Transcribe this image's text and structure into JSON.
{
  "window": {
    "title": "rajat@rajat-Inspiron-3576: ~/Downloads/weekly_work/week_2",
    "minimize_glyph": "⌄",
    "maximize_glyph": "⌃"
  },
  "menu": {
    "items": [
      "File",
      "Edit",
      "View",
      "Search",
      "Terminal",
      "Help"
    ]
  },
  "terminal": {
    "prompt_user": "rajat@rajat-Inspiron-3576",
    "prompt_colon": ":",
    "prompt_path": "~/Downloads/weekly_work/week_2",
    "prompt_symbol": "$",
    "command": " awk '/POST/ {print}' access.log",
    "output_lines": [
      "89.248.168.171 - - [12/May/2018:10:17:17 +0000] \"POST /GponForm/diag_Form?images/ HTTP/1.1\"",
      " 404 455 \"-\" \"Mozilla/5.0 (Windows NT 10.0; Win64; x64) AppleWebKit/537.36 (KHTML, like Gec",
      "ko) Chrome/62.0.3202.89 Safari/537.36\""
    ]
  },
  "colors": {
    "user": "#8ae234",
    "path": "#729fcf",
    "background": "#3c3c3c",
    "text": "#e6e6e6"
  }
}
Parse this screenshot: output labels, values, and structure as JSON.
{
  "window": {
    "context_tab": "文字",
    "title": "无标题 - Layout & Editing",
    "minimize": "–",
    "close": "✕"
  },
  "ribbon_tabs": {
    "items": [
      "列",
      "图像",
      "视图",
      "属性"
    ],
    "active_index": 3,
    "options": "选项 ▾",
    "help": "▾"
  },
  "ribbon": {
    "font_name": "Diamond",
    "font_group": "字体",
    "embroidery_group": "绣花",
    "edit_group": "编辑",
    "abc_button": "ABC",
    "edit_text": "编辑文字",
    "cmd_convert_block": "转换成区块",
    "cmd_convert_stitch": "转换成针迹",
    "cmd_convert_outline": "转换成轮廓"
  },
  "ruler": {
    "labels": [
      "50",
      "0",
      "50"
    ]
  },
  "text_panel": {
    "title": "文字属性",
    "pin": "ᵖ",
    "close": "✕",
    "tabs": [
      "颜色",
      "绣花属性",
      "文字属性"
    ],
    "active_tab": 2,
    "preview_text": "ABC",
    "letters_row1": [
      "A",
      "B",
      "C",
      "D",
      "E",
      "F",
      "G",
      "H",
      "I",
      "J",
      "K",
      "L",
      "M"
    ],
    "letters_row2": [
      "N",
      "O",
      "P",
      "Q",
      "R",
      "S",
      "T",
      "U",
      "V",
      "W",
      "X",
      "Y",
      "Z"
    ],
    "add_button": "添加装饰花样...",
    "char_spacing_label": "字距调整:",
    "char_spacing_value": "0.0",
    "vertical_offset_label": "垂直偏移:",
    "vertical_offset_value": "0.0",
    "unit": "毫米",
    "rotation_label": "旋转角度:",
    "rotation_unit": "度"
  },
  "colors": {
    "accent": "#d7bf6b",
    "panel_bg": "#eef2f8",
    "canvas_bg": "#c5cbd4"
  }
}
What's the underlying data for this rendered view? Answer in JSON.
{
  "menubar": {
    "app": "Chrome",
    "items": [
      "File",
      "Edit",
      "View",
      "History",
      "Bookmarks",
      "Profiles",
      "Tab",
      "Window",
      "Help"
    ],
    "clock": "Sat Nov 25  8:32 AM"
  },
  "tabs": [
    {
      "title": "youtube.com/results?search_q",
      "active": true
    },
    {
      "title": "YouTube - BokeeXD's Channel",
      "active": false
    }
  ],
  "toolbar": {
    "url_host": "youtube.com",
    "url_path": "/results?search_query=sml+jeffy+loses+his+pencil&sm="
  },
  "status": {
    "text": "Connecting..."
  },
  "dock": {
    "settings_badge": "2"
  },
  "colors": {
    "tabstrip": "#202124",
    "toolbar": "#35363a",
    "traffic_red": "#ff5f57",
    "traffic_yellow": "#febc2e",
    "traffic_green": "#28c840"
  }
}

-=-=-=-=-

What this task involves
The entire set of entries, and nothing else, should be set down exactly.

Exercise response
Transcribe this image's text and structure into JSON.
{
  "window": {
    "title": "rajat@rajat-Inspiron-3576: ~/Downloads/weekly_work/week_2",
    "minimize_glyph": "⌄",
    "maximize_glyph": "⌃"
  },
  "menu": {
    "items": [
      "File",
      "Edit",
      "View",
      "Search",
      "Terminal",
      "Help"
    ]
  },
  "terminal": {
    "prompt_user": "rajat@rajat-Inspiron-3576",
    "prompt_colon": ":",
    "prompt_path": "~/Downloads/weekly_work/week_2",
    "prompt_symbol": "$",
    "command": " awk '/POST/ {print}' access.log",
    "output_lines": [
      "89.248.168.171 - - [12/May/2018:10:17:17 +0000] \"POST /GponForm/diag_Form?images/ HTTP/1.1\"",
      " 404 455 \"-\" \"Mozilla/5.0 (Windows NT 10.0; Win64; x64) AppleWebKit/537.36 (KHTML, like Gec",
      "ko) Chrome/62.0.3202.89 Safari/537.36\""
    ]
  },
  "colors": {
    "user": "#8ae234",
    "path": "#729fcf",
    "background": "#3c3c3c",
    "text": "#e6e6e6"
  }
}
Parse this screenshot: output labels, values, and structure as JSON.
{
  "window": {
    "context_tab": "文字",
    "title": "无标题 - Layout & Editing",
    "minimize": "–",
    "close": "✕"
  },
  "ribbon_tabs": {
    "items": [
      "列",
      "图像",
      "视图",
      "属性"
    ],
    "active_index": 3,
    "options": "选项 ▾",
    "help": "▾"
  },
  "ribbon": {
    "font_name": "Diamond",
    "font_group": "字体",
    "embroidery_group": "绣花",
    "edit_group": "编辑",
    "abc_button": "ABC",
    "edit_text": "编辑文字",
    "cmd_convert_block": "转换成区块",
    "cmd_convert_stitch": "转换成针迹",
    "cmd_convert_outline": "转换成轮廓"
  },
  "ruler": {
    "labels": [
      "50",
      "0",
      "50"
    ]
  },
  "text_panel": {
    "title": "文字属性",
    "pin": "ᵖ",
    "close": "✕",
    "tabs": [
      "颜色",
      "绣花属性",
      "文字属性"
    ],
    "active_tab": 2,
    "preview_text": "ABC",
    "letters_row1": [
      "A",
      "B",
      "C",
      "D",
      "E",
      "F",
      "G",
      "H",
      "I",
      "J",
      "K",
      "L",
      "M"
    ],
    "letters_row2": [
      "N",
      "O",
      "P",
      "Q",
      "R",
      "S",
      "T",
      "U",
      "V",
      "W",
      "X",
      "Y",
      "Z"
    ],
    "add_button": "添加装饰花样...",
    "char_spacing_label": "字距调整:",
    "char_spacing_value": "0.0",
    "vertical_offset_label": "垂直偏移:",
    "vertical_offset_value": "0.0",
    "unit": "毫米",
    "rotation_label": "旋转角度:",
    "rotation_unit": "度"
  },
  "colors": {
    "accent": "#d7bf6b",
    "panel_bg": "#eef2f8",
    "canvas_bg": "#c5cbd4"
  }
}
What's the underlying data for this rendered view? Answer in JSON.
{
  "menubar": {
    "app": "Chrome",
    "items": [
      "File",
      "Edit",
      "View",
      "History",
      "Bookmarks",
      "Profiles",
      "Tab",
      "Window",
      "Help"
    ],
    "clock": "Sat Nov 25  8:32 AM"
  },
  "tabs": [
    {
      "title": "youtube.com/results?search_q",
      "active": true
    },
    {
      "title": "YouTube - BokeeXD's Channel",
      "active": false
    }
  ],
  "toolbar": {
    "url_host": "youtube.com",
    "url_path": "/results?search_query=sml+jeffy+loses+his+pencil&sm="
  },
  "status": {
    "text": "Connecting..."
  },
  "dock": {
    "settings_badge": "2"
  },
  "colors": {
    "tabstrip": "#202124",
    "toolbar": "#35363a",
    "traffic_red": "#ff5f57",
    "traffic_yellow": "#febc2e",
    "traffic_green": "#28c840"
  }
}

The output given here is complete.